The back-and-forth battle between two UF students fighting for the right to the Swamp Party name came to a close Monday night.
At the third hearing of Student Government?s Elections Commission since Thursday, it ruled in favor of Keith Hardwick, former Swamp Party president.
Hardwick had registered the name in SG?s spring election, giving him the first shot to register it again this semester, according to rules from the Center for Student Involvement.
Sam Miorelli, who had no previous involvement in the party, registered under the Swamp Party name for the fall election, which prompted Hardwick to file a complaint Thursday.
As the conflict twisted and turned, Miorelli?s presidency rotated among three parties: the Swamp Party, The Party Formerly Known as Swamp, the Florida Students Party and then the Swamp Party again.
After a 9 a.m. Student Body Supreme Court decision not to cancel qualifying, both Hardwick and Miorelli interviewed candidates for their parties, both called the Swamp Party.
The commission said it made the 3-2 decision based on vague wording in Student Body Statutes and a conflict between those rules and the CSI?s. It briefly discussed dismissing the complaint and not allowing anyone to use the name but decided there wasn?t a legal way to enact that plan.
"This is definitely a very tough situation," said Commissioner Alan Tarrab.
Miorelli said it would not be politically practical to appeal the decision, which he saw as a victory because it exposed a vague statute.
He also said he would dissolve his party, regardless of its name, to join the Progress Party.

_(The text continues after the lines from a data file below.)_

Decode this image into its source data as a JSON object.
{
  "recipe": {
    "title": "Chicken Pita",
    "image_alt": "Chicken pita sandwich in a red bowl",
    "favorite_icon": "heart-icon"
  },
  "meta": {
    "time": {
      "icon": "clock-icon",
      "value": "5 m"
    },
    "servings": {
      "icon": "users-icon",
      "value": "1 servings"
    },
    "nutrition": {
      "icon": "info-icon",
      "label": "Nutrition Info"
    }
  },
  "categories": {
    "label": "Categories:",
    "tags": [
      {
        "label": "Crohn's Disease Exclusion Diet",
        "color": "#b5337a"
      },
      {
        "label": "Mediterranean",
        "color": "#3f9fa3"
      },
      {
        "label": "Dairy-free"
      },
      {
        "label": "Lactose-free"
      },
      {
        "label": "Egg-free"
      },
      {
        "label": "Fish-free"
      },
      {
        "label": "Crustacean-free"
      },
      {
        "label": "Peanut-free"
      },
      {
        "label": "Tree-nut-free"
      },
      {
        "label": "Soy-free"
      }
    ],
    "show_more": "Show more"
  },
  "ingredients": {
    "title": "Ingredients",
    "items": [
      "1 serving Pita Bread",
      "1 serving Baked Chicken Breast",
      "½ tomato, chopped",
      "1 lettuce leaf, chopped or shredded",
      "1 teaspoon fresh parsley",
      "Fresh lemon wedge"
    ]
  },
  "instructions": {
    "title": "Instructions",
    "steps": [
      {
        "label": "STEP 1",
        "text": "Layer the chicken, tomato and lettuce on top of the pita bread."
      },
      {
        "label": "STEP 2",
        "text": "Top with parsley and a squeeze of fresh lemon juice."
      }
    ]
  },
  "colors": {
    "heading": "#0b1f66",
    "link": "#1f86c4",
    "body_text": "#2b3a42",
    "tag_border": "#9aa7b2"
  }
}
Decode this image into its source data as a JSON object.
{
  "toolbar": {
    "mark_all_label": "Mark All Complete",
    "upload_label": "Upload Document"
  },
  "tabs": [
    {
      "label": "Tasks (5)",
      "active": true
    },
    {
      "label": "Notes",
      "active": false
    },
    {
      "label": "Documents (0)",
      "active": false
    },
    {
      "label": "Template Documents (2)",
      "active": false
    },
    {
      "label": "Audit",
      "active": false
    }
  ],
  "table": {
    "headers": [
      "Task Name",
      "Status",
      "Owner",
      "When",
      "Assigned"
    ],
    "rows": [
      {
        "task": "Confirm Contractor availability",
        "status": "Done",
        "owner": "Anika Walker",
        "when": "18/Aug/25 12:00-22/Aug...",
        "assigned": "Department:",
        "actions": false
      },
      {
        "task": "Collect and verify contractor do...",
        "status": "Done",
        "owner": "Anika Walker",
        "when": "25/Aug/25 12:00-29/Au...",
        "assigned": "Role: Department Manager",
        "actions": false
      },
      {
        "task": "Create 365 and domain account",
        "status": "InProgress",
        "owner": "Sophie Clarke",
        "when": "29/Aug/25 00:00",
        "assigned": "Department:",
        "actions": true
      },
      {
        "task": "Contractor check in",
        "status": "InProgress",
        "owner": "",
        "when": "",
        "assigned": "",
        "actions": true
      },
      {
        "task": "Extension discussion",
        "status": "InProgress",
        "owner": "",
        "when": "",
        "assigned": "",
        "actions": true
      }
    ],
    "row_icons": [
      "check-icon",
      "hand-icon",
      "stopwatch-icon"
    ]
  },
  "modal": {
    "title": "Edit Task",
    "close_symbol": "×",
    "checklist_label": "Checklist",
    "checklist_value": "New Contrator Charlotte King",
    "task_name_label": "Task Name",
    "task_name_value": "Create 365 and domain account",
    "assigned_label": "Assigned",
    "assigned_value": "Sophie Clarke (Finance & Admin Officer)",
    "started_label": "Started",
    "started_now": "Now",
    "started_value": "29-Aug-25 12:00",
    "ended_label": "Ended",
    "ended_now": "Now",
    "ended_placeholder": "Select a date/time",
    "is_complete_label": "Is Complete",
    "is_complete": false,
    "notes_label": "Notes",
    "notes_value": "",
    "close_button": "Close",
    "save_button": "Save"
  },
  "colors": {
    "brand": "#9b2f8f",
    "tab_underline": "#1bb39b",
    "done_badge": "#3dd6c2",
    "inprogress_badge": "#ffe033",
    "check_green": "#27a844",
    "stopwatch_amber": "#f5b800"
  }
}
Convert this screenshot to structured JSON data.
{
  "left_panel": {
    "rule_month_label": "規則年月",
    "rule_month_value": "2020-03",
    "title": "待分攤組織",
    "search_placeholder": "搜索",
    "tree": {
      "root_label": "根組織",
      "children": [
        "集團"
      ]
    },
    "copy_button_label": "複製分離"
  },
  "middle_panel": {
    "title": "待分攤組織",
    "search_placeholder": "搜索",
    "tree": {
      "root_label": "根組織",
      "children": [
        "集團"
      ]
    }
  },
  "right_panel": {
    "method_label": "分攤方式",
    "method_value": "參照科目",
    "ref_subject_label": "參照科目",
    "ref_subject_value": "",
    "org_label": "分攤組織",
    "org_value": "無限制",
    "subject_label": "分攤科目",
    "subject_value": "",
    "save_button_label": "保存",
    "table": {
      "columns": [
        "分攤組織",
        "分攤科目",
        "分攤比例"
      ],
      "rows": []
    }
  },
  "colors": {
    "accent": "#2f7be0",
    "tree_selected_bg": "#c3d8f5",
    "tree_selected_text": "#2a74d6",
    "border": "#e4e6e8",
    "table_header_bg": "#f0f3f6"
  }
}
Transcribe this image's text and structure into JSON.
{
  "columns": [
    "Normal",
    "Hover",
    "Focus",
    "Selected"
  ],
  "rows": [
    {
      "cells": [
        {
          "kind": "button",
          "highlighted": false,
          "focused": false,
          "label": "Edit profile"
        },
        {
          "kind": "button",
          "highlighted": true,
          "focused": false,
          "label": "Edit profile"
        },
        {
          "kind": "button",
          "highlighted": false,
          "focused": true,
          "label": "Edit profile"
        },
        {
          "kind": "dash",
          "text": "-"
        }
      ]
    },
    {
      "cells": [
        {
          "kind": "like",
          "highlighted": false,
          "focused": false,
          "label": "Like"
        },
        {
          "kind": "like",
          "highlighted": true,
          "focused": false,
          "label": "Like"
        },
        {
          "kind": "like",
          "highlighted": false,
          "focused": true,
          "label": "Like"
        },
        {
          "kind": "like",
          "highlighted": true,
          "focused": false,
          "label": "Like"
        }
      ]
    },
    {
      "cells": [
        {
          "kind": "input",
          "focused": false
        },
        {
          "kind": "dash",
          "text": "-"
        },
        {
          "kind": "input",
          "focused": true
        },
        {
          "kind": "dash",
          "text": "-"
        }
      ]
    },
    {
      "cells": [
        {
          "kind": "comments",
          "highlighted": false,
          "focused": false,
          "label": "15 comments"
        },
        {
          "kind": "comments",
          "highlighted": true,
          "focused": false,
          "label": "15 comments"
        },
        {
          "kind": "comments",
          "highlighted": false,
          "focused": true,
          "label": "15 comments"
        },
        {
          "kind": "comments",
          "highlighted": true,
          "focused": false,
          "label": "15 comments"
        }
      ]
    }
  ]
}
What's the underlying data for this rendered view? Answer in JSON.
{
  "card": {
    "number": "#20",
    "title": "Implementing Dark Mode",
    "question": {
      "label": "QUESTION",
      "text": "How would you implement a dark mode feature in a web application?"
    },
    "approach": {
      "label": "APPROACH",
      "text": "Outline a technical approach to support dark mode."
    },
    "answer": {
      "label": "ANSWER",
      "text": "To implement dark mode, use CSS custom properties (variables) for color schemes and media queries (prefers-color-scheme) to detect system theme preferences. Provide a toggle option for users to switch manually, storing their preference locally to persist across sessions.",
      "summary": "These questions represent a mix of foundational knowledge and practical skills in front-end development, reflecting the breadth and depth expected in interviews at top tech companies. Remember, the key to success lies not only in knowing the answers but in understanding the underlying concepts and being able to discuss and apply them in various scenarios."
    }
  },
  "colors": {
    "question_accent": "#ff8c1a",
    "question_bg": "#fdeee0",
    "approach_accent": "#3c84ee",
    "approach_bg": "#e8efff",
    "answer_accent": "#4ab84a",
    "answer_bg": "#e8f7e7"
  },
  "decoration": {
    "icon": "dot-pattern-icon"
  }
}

Miorelli, now the chief counsel of the Progress Party, said he would ask candidates who qualified under his previous party to join Progress as well.
"I humbly accept Sam Miorelli?s offer to merge [his party] to the Progress Party," said Joshua Niederriter, treasurer of the Progress Party. "I am happy to embrace him and his slated candidates."
William Foster, president of the Greek Party, announced shortly after Miorelli that his party was dissolving as well.
"The Greek Party has already found a home in the Gator Party," Foster said.
The commission also handled four other complaints at the hearing. It decided the Gator Party did not illegally begin its campaign early and did not violate any other election rules.